What I learned: Didi has great customer service, even for English speakers. Plus, great interaction with locals #2.
Story 3: A run-in with the law
Foreigners in China are supposed to register with the local police within 24 hours of arriving in any city where they’ll be staying overnight. Normally, hotels take care of this, and you don’t need to do anything extra. However, while Airbnb will ask you to create a special profile with passport and nationality information, either you or your Airbnb host still has to do the police registration. I didn’t know any of this until our third day in China when our host texted me saying that we needed to go register with the police and that we should do it that evening, as we were supposed to have done it within 24 hours. I would later find out he didn’t know about any of this either, and that it’s never come up with any of the foreigners that have stayed at his place.
Thankfully, the police station was only about a 5-minute walk from our place. We showed up, and they took our personal information down and asked us basic arrival and departure questions. Then came the interesting part. The officer helping us said that they would need to come to our place to finish the paperwork and to give us a warning since we had not registered within 24 hours. He was friendly and seemed very relaxed about it, though, and assured us it was just a warning. We scheduled the visit for 10:00am the following morning.
Even though we were fairly sure that everything would be hunky-dory, I couldn’t help but consider the tiny possibility that this would somehow turn into some kind of nightmare situation, with them wanting to go through our phones, computers, clothes, bags, etc., then arresting us for god-knows-what.

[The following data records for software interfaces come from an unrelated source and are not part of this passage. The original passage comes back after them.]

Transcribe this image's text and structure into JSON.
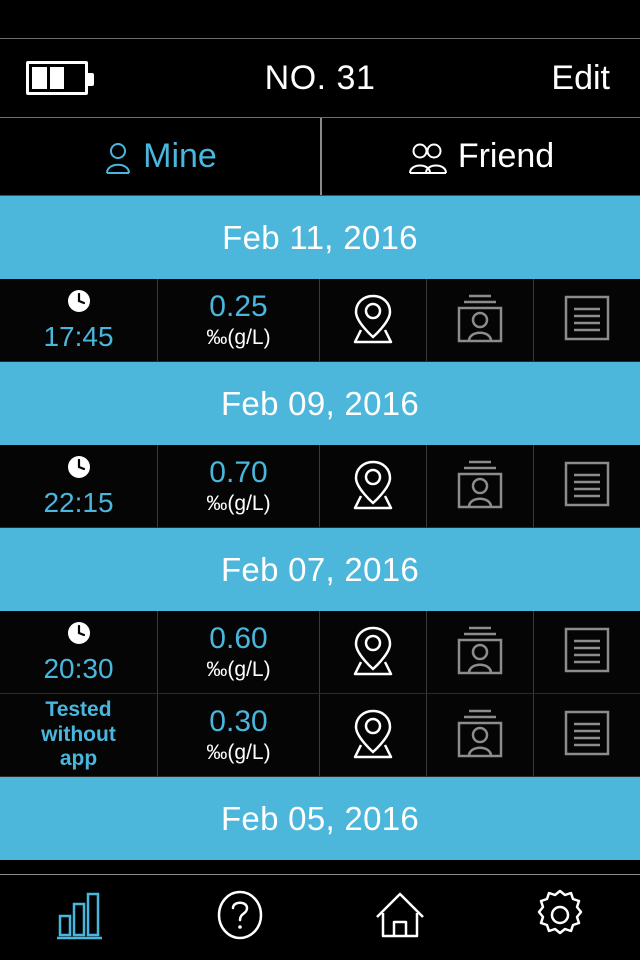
{
  "header": {
    "battery_icon": "battery-icon",
    "battery_segments_filled": 2,
    "battery_segments_total": 3,
    "title": "NO. 31",
    "edit_label": "Edit"
  },
  "tabs": [
    {
      "label": "Mine",
      "icon": "single-person-icon",
      "active": true
    },
    {
      "label": "Friend",
      "icon": "two-person-icon",
      "active": false
    }
  ],
  "colors": {
    "accent": "#4cb7db",
    "accent_text": "#49b6dd",
    "background": "#000000",
    "text": "#ffffff",
    "icon_dim": "#8c8c8c"
  },
  "unit_label": "‰(g/L)",
  "groups": [
    {
      "date": "Feb 11, 2016",
      "rows": [
        {
          "time": "17:45",
          "no_app": false,
          "value": "0.25",
          "unit": "‰(g/L)",
          "icons": [
            "location-pin-icon",
            "photo-card-icon",
            "note-icon"
          ]
        }
      ]
    },
    {
      "date": "Feb 09, 2016",
      "rows": [
        {
          "time": "22:15",
          "no_app": false,
          "value": "0.70",
          "unit": "‰(g/L)",
          "icons": [
            "location-pin-icon",
            "photo-card-icon",
            "note-icon"
          ]
        }
      ]
    },
    {
      "date": "Feb 07, 2016",
      "rows": [
        {
          "time": "20:30",
          "no_app": false,
          "value": "0.60",
          "unit": "‰(g/L)",
          "icons": [
            "location-pin-icon",
            "photo-card-icon",
            "note-icon"
          ]
        },
        {
          "time": "Tested without app",
          "no_app": true,
          "value": "0.30",
          "unit": "‰(g/L)",
          "icons": [
            "location-pin-icon",
            "photo-card-icon",
            "note-icon"
          ]
        }
      ]
    },
    {
      "date": "Feb 05, 2016",
      "rows": []
    }
  ],
  "bottom_nav": [
    {
      "icon": "bar-chart-icon",
      "active": true
    },
    {
      "icon": "help-circle-icon",
      "active": false
    },
    {
      "icon": "home-icon",
      "active": false
    },
    {
      "icon": "gear-icon",
      "active": false
    }
  ]
}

Thankfully, they came by the next day right at 10:00am, and it truly ended up being just a formality. They explained a couple of documents to us, had us sign them, gave us copies of both documents, and were on their way in less than 5 minutes. No fuss, no muss.
What I learned: Police in an officially communist state don’t necessarily act how you think they might.
I’m a fan
All in all, we had really good interactions with people in China, and these are just three examples that stick out. I’m aware that there are plenty of reasons to have qualms with their government, but the people seem great, and even our interaction with police was a positive one. I’d definitely like to go back.